Saturday, September 20, 2008

The Wind-up Bird Chronicle

The Wind-up Bird Chronicle by Haruki Murakami is like a strange, dreamy-nightmary detective novel. It’s a book that grips you tightly and propels you forward, but ultimately, I think, lacks the meaning and cohesion to be a satisfying read.

The main character is Toru Okada, a 30-year-old gofer at a Tokyo law firm who has recently quit his job and hasn't decided what to do next. Toru goes out one day to look for his missing cat and finds himself caught up in a series of bizarre adventures. Not long after the cat disappears, his wife Kumiko vanishes too, and passive, irresolute Toru is forced to assess the state of their marriage and take responsibility to bring Kumiko home.

Thus begins a bizarre journey in which Toru Okada meets a series of strangers: May Kasahara, a thoughtfully morbid teenager who’s responsible for her boyfriend's death; Malta Kano, a psychic who makes prophecies about Toru's missing cat; Malta's sister, Creta, who claims that she was violated and defiled by Kumiko's evil politician brother, Noboru Wataya; Lieutenant Mamiya, a soldier who witnessed unimaginable atrocities on the Asian continent during WWII; Nutmeg Akasaka, a mysterious healer whose husband was violently murdered; and Nutmeg's son, Cinnamon, a sharp young man who stopped talking when he was a boy.

Each of these characters has his or her own story/aside in the novel, and many of them are linked in some way, but not all of them seem to serve a purpose or have relevance in the end. Every storyline in this book is really interesting and the prose is always compelling, but there are many pieces of the puzzle that don’t fit into the whole picture—too many unanswered questions and unexplained events, too many details that turn out to be little more than a red herring. As Michiko Kakutani put it, “in trying to depict a fragmented, chaotic and ultimately unknowable world, Mr. Murakami has written a fragmentary and chaotic book.”

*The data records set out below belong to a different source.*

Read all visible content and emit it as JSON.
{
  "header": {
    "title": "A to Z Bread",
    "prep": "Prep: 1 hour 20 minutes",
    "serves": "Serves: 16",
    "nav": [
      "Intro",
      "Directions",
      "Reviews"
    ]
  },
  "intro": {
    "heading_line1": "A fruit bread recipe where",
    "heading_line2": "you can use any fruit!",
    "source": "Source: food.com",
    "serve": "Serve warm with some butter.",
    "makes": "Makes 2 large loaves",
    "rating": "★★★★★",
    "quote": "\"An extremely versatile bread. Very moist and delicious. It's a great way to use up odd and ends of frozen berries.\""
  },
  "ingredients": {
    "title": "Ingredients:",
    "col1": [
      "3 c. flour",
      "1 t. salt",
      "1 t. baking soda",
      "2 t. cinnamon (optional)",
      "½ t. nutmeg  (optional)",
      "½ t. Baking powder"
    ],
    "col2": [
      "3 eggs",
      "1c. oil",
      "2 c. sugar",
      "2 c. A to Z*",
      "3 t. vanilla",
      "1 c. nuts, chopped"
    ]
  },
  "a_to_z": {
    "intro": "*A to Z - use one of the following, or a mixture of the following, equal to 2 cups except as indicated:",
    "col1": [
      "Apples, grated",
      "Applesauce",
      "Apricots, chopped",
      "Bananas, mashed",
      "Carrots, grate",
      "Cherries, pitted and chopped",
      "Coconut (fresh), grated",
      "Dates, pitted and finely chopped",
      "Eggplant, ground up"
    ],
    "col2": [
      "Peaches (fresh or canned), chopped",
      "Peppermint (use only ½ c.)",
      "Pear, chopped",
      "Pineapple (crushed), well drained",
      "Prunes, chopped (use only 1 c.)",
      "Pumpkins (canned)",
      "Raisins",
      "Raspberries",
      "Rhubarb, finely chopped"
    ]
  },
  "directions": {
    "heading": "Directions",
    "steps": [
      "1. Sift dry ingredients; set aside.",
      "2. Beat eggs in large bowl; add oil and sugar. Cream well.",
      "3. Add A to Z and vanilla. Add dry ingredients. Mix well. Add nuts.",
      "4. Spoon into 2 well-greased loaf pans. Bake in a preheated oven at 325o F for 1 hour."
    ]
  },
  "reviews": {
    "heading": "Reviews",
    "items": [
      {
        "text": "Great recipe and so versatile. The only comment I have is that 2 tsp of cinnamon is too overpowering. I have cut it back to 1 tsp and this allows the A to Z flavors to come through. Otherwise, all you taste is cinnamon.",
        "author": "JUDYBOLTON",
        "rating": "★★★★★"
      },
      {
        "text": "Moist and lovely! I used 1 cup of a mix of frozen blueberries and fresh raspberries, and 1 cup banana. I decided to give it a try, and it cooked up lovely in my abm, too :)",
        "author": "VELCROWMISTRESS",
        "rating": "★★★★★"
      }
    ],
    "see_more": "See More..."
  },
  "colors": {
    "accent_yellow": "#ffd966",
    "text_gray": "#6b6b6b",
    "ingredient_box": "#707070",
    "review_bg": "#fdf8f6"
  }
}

Wind-up Bird has been described as a detective story, a Bildungsroman, a fairy tale, a “Kafkaesque nightmare” and “science-fiction-meets-Lewis Carroll.” Those are all accurate descriptions of both the book and the book’s main problem: I think it’s trying to be too much, too many things.

I did enjoy reading this book. It’s really well written and pretty fascinating—really interesting the way Murakami blurs the line between real and not real, the way a character can experience something but at the same time not experience it—but the book is so long and so bizarre that having reached the end I’m not totally satisfied that it was worth the time it took to read it. I will say this: no matter how crazy the events in the book seem, Murakami's propulsive storytelling kept me engaged, thinking and guessing.